FBI Hasn't Interviewed Tamerlan Tsarnaev's Widow Yet

Your News Companion by Ben Mathis-Lilley
April 22 2013 9:56 AM

Tamerlan Tsarnaev's Widow Isn't Ready to Talk to the FBI Yet

167006476
Tamerlan Tsarnaev (right) and Lamar Fenner (left) stand during a decision in the 201-pound division boxing match during the 2009 Golden Gloves National Tournament of Champions in 2009 in Salt Lake City, Utah.

Photo by Glenn DePriest/Getty Images

Federal authorities are still waiting to interview Katherine Russell Tsarnaev, the wife of Tamerlan Tsarnaev and the mother of his 3-year-old daughter. Her lawyer tells the Associated Press that officers showed up at the Rhode Island home of her parents Sunday night but she declined to speak with them. "I spoke to them, and that’s all I can say right now," attorney Amato DeLuca said before going on to paint the latest brush strokes in the still-developing picture of Tamerlan Tsarnaev in the days before the Boston Marathon bombing. Here's the Associated Press with the relevant details:

DeLuca also offered new details on Tamerlan Tsarnaev’s movements in the days after the bombings, saying the last day he was alive that ‘‘he was home’’ when his wife left for work. When asked whether anything seemed amiss to his wife following the bombings, DeLuca responded, ‘‘Not as far as I know.’’ He said she learned her husband was a suspect in the bombings by seeing it on TV. He would not elaborate.
DeLuca said his client did not suspect her husband of anything, and that there was no reason for her to have suspected him. He said she had been working 70 to 80 hours, seven days a week as a home health care aide. While she was at work, her husband cared for their toddler daughter, DeLuca said. "When this allegedly was going on, she was working, and had been working all week to support her family,’" he told the AP.
Advertisement
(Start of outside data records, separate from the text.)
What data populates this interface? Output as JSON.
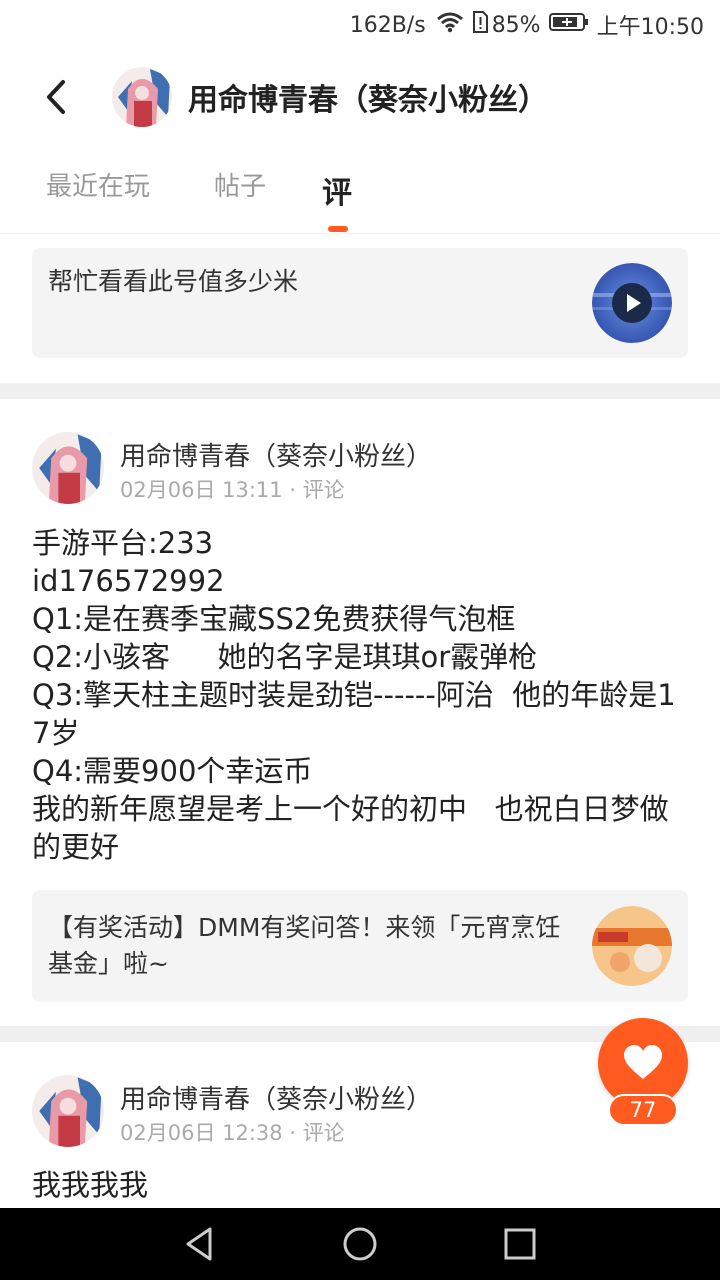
{
  "status_bar": {
    "net_speed": "162B/s",
    "battery_percent": "85%",
    "time": "上午10:50"
  },
  "header": {
    "title": "用命博青春（葵奈小粉丝）",
    "back_icon": "chevron-left-icon"
  },
  "tabs": [
    {
      "label": "最近在玩",
      "active": false
    },
    {
      "label": "帖子",
      "active": false
    },
    {
      "label": "评",
      "active": true
    }
  ],
  "quoted_video": {
    "text": "帮忙看看此号值多少米",
    "thumb_icon": "play-icon"
  },
  "posts": [
    {
      "author": "用命博青春（葵奈小粉丝）",
      "date": "02月06日 13:11",
      "type": "评论",
      "body": "手游平台:233\nid176572992\nQ1:是在赛季宝藏SS2免费获得气泡框\nQ2:小骇客　  她的名字是琪琪or霰弹枪\nQ3:擎天柱主题时装是劲铠------阿治  他的年龄是17岁\nQ4:需要900个幸运币\n我的新年愿望是考上一个好的初中   也祝白日梦做的更好",
      "quote": "【有奖活动】DMM有奖问答！来领「元宵烹饪基金」啦~"
    },
    {
      "author": "用命博青春（葵奈小粉丝）",
      "date": "02月06日 12:38",
      "type": "评论",
      "body": "我我我我"
    }
  ],
  "like": {
    "count": "77",
    "icon": "heart-icon"
  },
  "nav": {
    "back_icon": "triangle-back-icon",
    "home_icon": "circle-home-icon",
    "recents_icon": "square-recents-icon"
  },
  "colors": {
    "accent": "#ff5a1f",
    "divider": "#f0f0f0",
    "card_bg": "#f4f4f4"
  }
}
According to DeLuca, Katherine Russell Tsarnaev, now 24, was a student at Suffolk University in Boston when her friends first introduced her to Tamerlan at a nightlclub. They then dated on and off again before marrying in either 2009 or 2010, he said. At some point she converted from Christianity to Islam.

***Follow @JoshVoorhees and the rest of the @slatest team on Twitter, and read more on Slate about the Boston Marathon bombing.***

Josh Voorhees is a Slate senior writer. He lives in Iowa City. 

TODAY IN SLATE

Foreigners

More Than Scottish Pride

Scotland’s referendum isn’t about nationalism. It’s about a system that failed, and a new generation looking to take a chance on itself. 

What Charles Barkley Gets Wrong About Corporal Punishment and Black Culture

Why Greenland’s “Dark Snow” Should Worry You

Three Talented Actresses in Three Terrible New Shows

Why Do Some People See the Virgin Mary in Grilled Cheese?

The science that explains the human need to find meaning in coincidences.

Jurisprudence

Happy Constitution Day!

Too bad it’s almost certainly unconstitutional.

Is It Worth Paying Full Price for the iPhone 6 to Keep Your Unlimited Data Plan? We Crunch the Numbers.

What to Do if You Literally Get a Bug in Your Ear

  News & Politics
Weigel
Sept. 16 2014 7:03 PM Kansas Secretary of State Loses Battle to Protect Senator From Tough Race
  Business
Moneybox
Sept. 16 2014 4:16 PM The iPhone 6 Marks a Fresh Chance for Wireless Carriers to Kill Your Unlimited Data
  Life
The Eye
Sept. 16 2014 12:20 PM These Outdoor Cat Shelters Have More Style Than the Average Home
  Double X
The XX Factor
Sept. 15 2014 3:31 PM My Year As an Abortion Doula
  Slate Plus
Slate Plus Video
Sept. 16 2014 2:06 PM A Farewell From Emily Bazelon The former senior editor talks about her very first Slate pitch and says goodbye to the magazine.
  Arts
Brow Beat
Sept. 16 2014 8:43 PM This 17-Minute Tribute to David Fincher Is the Perfect Preparation for Gone Girl
  Technology
Future Tense
Sept. 16 2014 6:40 PM This iPhone 6 Feature Will Change Weather Forecasting
  Health & Science
Bad Astronomy
Sept. 17 2014 7:30 AM Ring Around the Rainbow
  Sports
Sports Nut
Sept. 15 2014 9:05 PM Giving Up on Goodell How the NFL lost the trust of its most loyal reporters.